Pierre-Richard Agénor (),
Timothy Jackson and
Luiz Awazu Pereira da Silva ()
No 889, BIS Working Papers from Bank for International Settlements
This paper studies the effects of sterilized foreign exchange market intervention in a model with financial frictions and imperfect capital mobility. The central bank operates a managed float regime and issues sterilization bonds that are imperfect substitutes (as a result of economies of scope) to investment loans in bank portfolios. The model is parameterized and used to study the macroeconomic effects of, and policy responses to, capital inflows associated with a transitory shock to world interest rates. The results show that sterilized intervention can be expansionary through a bank portfolio effect and may increase volatility and financial stability risks. Full sterilization is optimal only when the bank portfolio effect is absent.

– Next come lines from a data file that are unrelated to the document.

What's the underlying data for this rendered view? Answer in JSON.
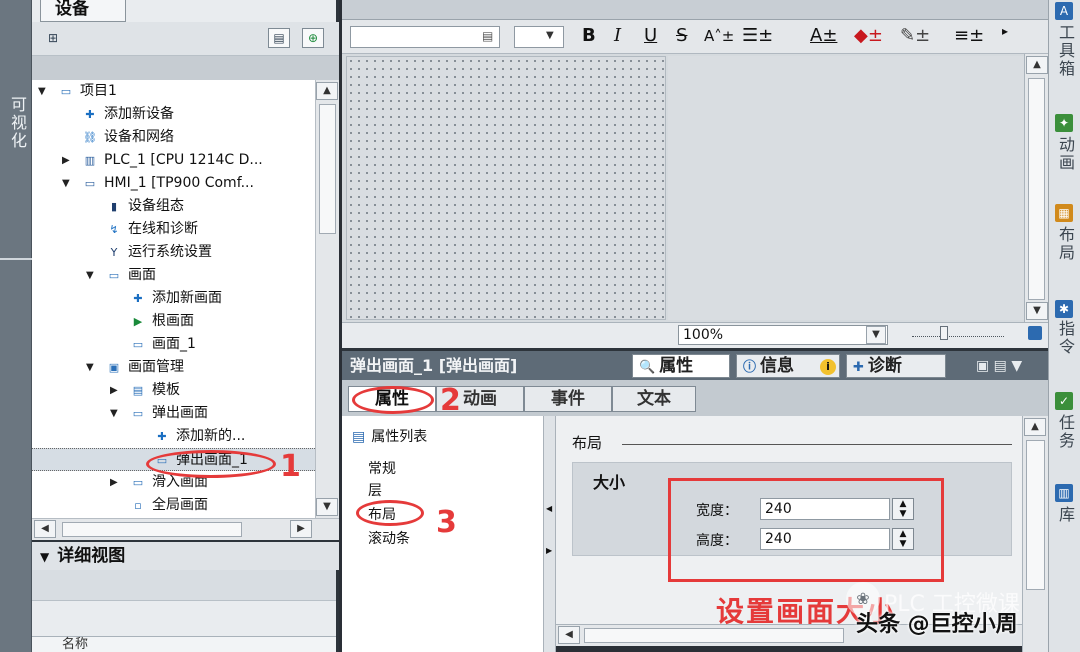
{
  "left_strip": {
    "label": "可视化"
  },
  "tree": {
    "tab": "设备",
    "items": [
      {
        "label": "项目1",
        "level": 0,
        "expand": "open",
        "icon": "project-icon"
      },
      {
        "label": "添加新设备",
        "level": 1,
        "expand": "none",
        "icon": "add-device-icon"
      },
      {
        "label": "设备和网络",
        "level": 1,
        "expand": "none",
        "icon": "network-icon"
      },
      {
        "label": "PLC_1 [CPU 1214C D...",
        "level": 1,
        "expand": "closed",
        "icon": "plc-icon"
      },
      {
        "label": "HMI_1 [TP900 Comf...",
        "level": 1,
        "expand": "open",
        "icon": "hmi-icon"
      },
      {
        "label": "设备组态",
        "level": 2,
        "expand": "none",
        "icon": "device-config-icon"
      },
      {
        "label": "在线和诊断",
        "level": 2,
        "expand": "none",
        "icon": "online-diagnostics-icon"
      },
      {
        "label": "运行系统设置",
        "level": 2,
        "expand": "none",
        "icon": "runtime-settings-icon"
      },
      {
        "label": "画面",
        "level": 2,
        "expand": "open",
        "icon": "folder-icon"
      },
      {
        "label": "添加新画面",
        "level": 3,
        "expand": "none",
        "icon": "add-screen-icon"
      },
      {
        "label": "根画面",
        "level": 3,
        "expand": "none",
        "icon": "root-screen-icon"
      },
      {
        "label": "画面_1",
        "level": 3,
        "expand": "none",
        "icon": "screen-icon"
      },
      {
        "label": "画面管理",
        "level": 2,
        "expand": "open",
        "icon": "screen-management-icon"
      },
      {
        "label": "模板",
        "level": 3,
        "expand": "closed",
        "icon": "template-icon"
      },
      {
        "label": "弹出画面",
        "level": 3,
        "expand": "open",
        "icon": "folder-icon"
      },
      {
        "label": "添加新的...",
        "level": 4,
        "expand": "none",
        "icon": "add-screen-icon"
      },
      {
        "label": "弹出画面_1",
        "level": 4,
        "expand": "none",
        "icon": "screen-icon"
      },
      {
        "label": "滑入画面",
        "level": 3,
        "expand": "closed",
        "icon": "folder-icon"
      },
      {
        "label": "全局画面",
        "level": 3,
        "expand": "none",
        "icon": "global-screen-icon"
      }
    ]
  },
  "details": {
    "title": "详细视图",
    "column": "名称"
  },
  "editor": {
    "toolbar_glyphs": [
      "B",
      "I",
      "U",
      "S"
    ],
    "zoom": "100%"
  },
  "inspector": {
    "title": "弹出画面_1 [弹出画面]",
    "tabs": [
      "属性",
      "信息",
      "诊断"
    ],
    "subtabs": [
      "属性",
      "动画",
      "事件",
      "文本"
    ],
    "list_title": "属性列表",
    "list_items": [
      "常规",
      "层",
      "布局",
      "滚动条"
    ],
    "section": "布局",
    "group": "大小",
    "width_label": "宽度：",
    "height_label": "高度：",
    "width_value": "240",
    "height_value": "240"
  },
  "right_dock": {
    "items": [
      "工具箱",
      "动画",
      "布局",
      "指令",
      "任务",
      "库"
    ]
  },
  "annotations": {
    "num1": "1",
    "num2": "2",
    "num3": "3",
    "caption": "设置画面大小",
    "color": "#e53a3a"
  },
  "watermark": {
    "ghost": "PLC 工控微课",
    "text": "头条 @巨控小周"
  }
}
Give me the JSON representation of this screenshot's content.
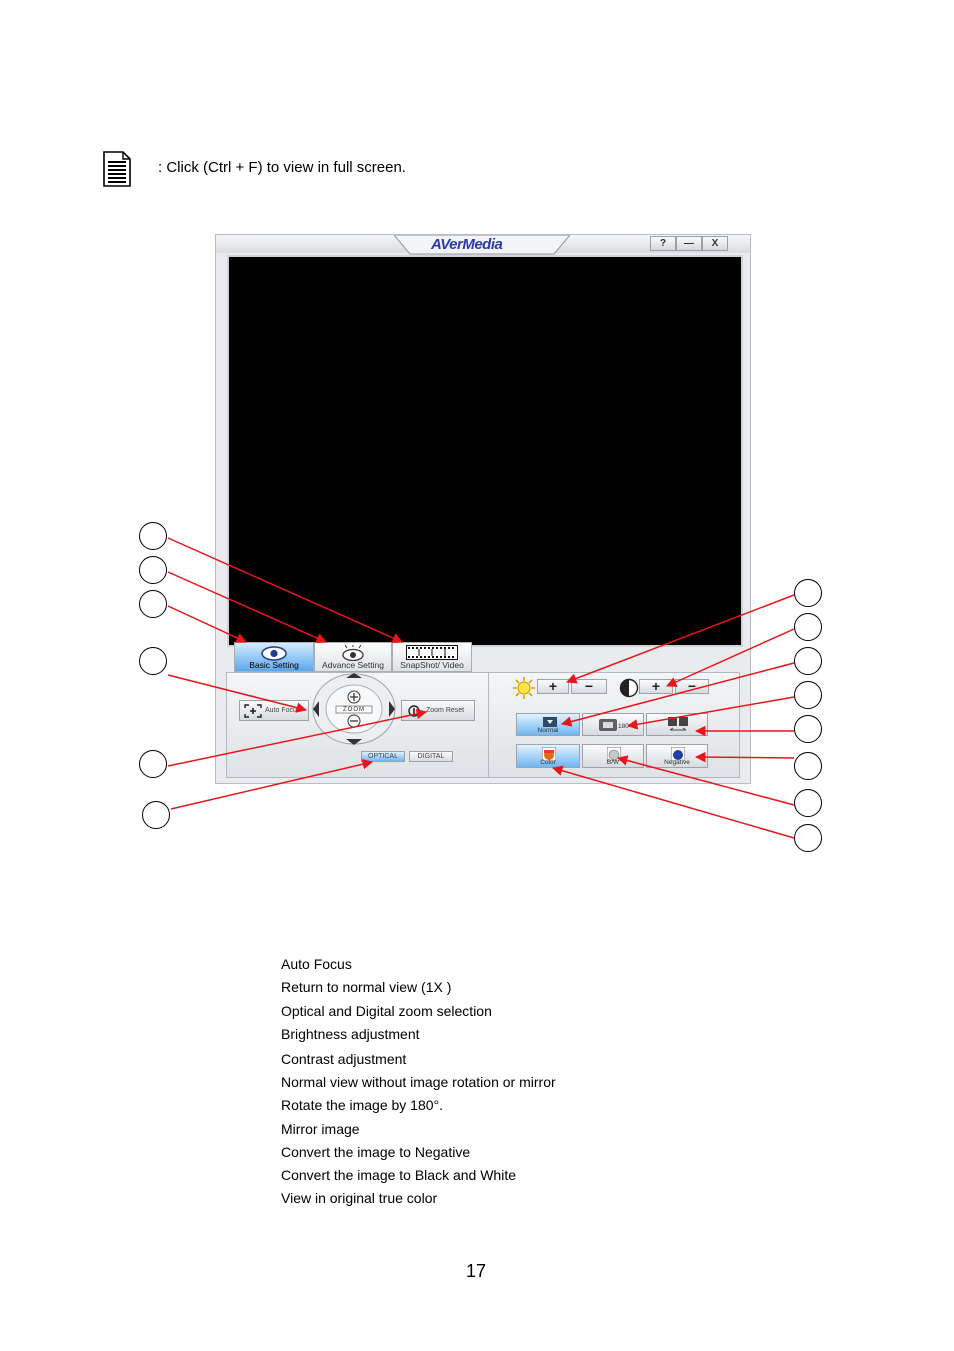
{
  "note": {
    "icon": "document-note-icon",
    "text": ": Click (Ctrl + F) to view in full screen."
  },
  "app": {
    "logo": "AVerMedia",
    "window_buttons": [
      "?",
      "—",
      "X"
    ],
    "tabs": [
      {
        "label": "Basic Setting",
        "active": true,
        "icon": "eye-icon"
      },
      {
        "label": "Advance Setting",
        "active": false,
        "icon": "eye-gear-icon"
      },
      {
        "label": "SnapShot/ Video",
        "active": false,
        "icon": "film-strip-icon"
      }
    ],
    "basic": {
      "auto_focus_label": "Auto Focus",
      "zoom_label": "ZOOM",
      "zoom_reset_label": "Zoom Reset",
      "optical_label": "OPTICAL",
      "digital_label": "DIGITAL"
    },
    "image": {
      "brightness_icon": "sun-icon",
      "contrast_icon": "contrast-icon",
      "plus": "+",
      "minus": "−",
      "normal_label": "Normal",
      "rotate_label": "180°",
      "color_label": "Color",
      "bw_label": "B/W",
      "negative_label": "Negative"
    },
    "accent_color": "#5aa7ee",
    "arrow_color": "#e8151b"
  },
  "legend": [
    "Auto Focus",
    "Return to normal view (1X )",
    "Optical and Digital zoom selection",
    "Brightness adjustment",
    "Contrast adjustment",
    "Normal view without image rotation or mirror",
    "Rotate the image by 180°.",
    "Mirror image",
    "Convert the image to Negative",
    "Convert the image to Black and White",
    "View in original true color"
  ],
  "page_number": "17"
}
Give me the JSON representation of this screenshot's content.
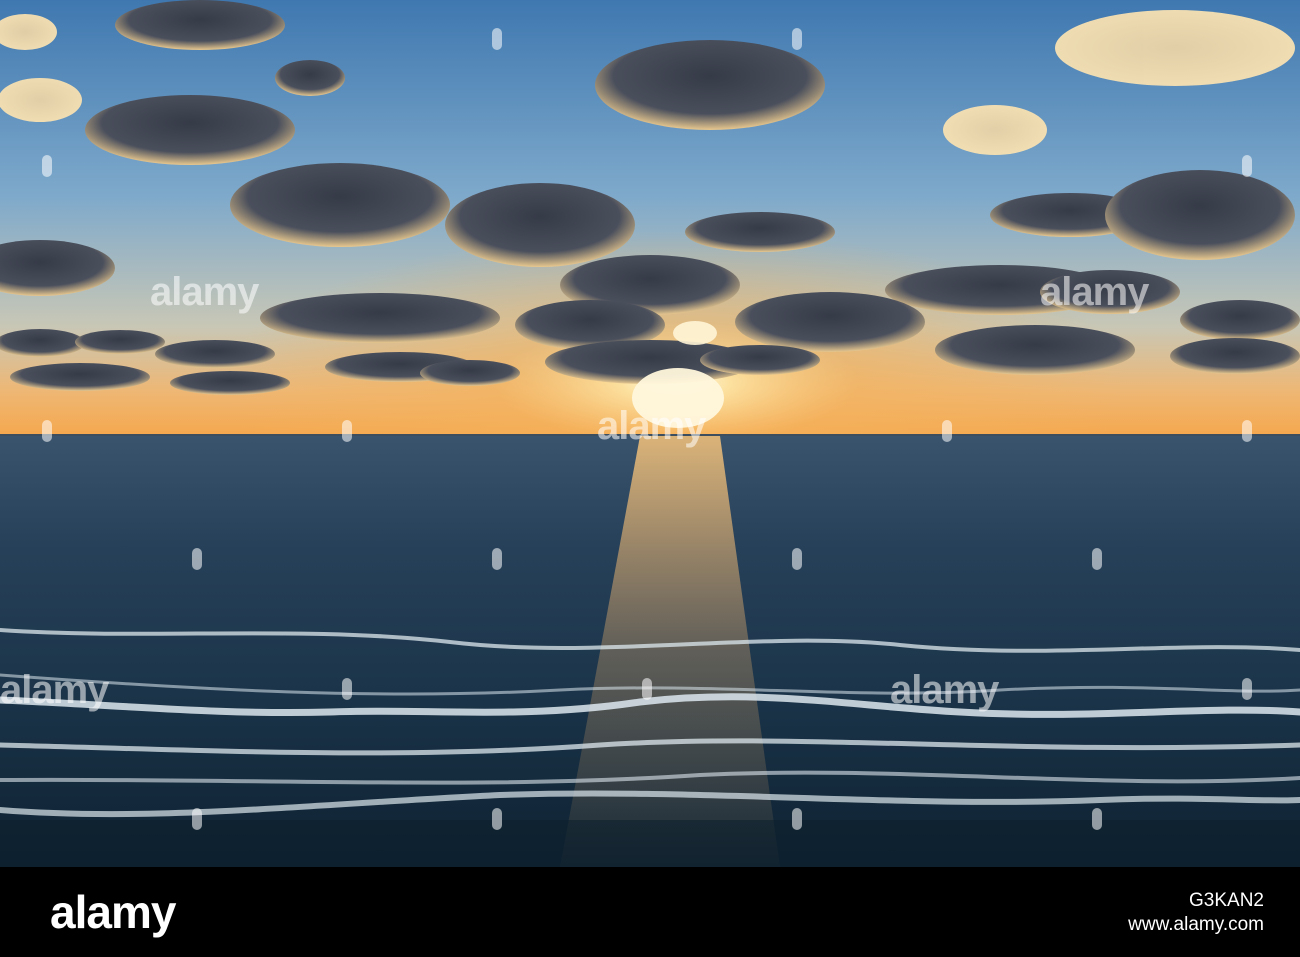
{
  "watermark": {
    "brand": "alamy"
  },
  "footer": {
    "logo": "alamy",
    "image_id": "G3KAN2",
    "site": "www.alamy.com"
  },
  "colors": {
    "sky_top": "#4a82b8",
    "sky_mid": "#8fb3cf",
    "horizon_glow": "#f3b25a",
    "sun": "#fff4cf",
    "sea_far": "#2e4a66",
    "sea_near": "#0f2538",
    "foam": "#dfe9ef",
    "cloud_dark": "#3b4150",
    "cloud_lit": "#f2d59c"
  }
}
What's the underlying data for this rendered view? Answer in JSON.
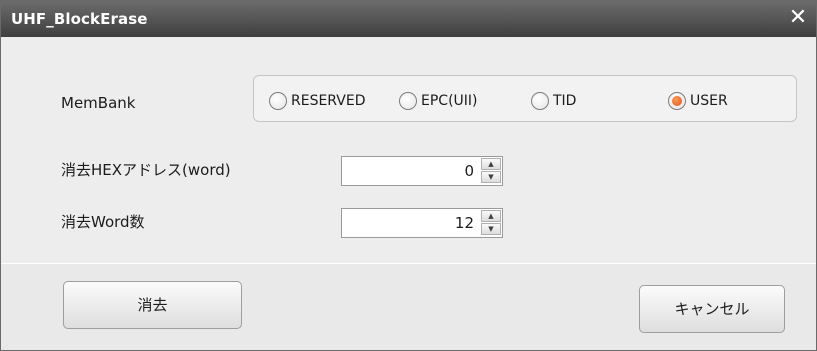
{
  "window": {
    "title": "UHF_BlockErase",
    "close_label": "✕"
  },
  "membank": {
    "label": "MemBank",
    "options": [
      {
        "label": "RESERVED",
        "checked": false
      },
      {
        "label": "EPC(UII)",
        "checked": false
      },
      {
        "label": "TID",
        "checked": false
      },
      {
        "label": "USER",
        "checked": true
      }
    ]
  },
  "address": {
    "label": "消去HEXアドレス(word)",
    "value": "0"
  },
  "word_count": {
    "label": "消去Word数",
    "value": "12"
  },
  "buttons": {
    "erase": "消去",
    "cancel": "キャンセル"
  },
  "colors": {
    "titlebar": "#4f4f4f",
    "radio_selected": "#f07020"
  },
  "icons": {
    "spin_up": "▲",
    "spin_down": "▼"
  }
}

The optimal degree of intervention is more aggressive when the central bank can choose simultaneously the degree of sterilization; in that sense, the instruments are complements. When the central bank's objective function depends on the cost of sterilization, and concerns with that cost are sufficiently high, intervention and sterilization can be substitutes---independently of whether exchange rate and financial stability considerations also matter.
JEL-codes: E32 E58 F41 (search for similar items in EconPapers)
Pages: 57 pages
New Economics Papers: this item is included in nep-cba, nep-dge, nep-mac and nep-mon
References: View references in EconPapers View complete reference list from CitEc
Citations: View citations in EconPapers (1) Track citations by RSS feed
Downloads: (external link)
https://www.bis.org/publ/work889.pdf Full PDF document (application/pdf)
Working Paper: Foreign Exchange Intervention and Financial Stability (2020)
This item may be available elsewhere in EconPapers: Search for items with the same title.
Export reference: BibTeX
RIS (EndNote, ProCite, RefMan)
Persistent link: https://EconPapers.repec.org/RePEc:bis:biswps:889
Access Statistics for this paper
More papers in BIS Working Papers from Bank for International Settlements Contact information at EDIRC.
Bibliographic data for series maintained by Christian Beslmeisl ().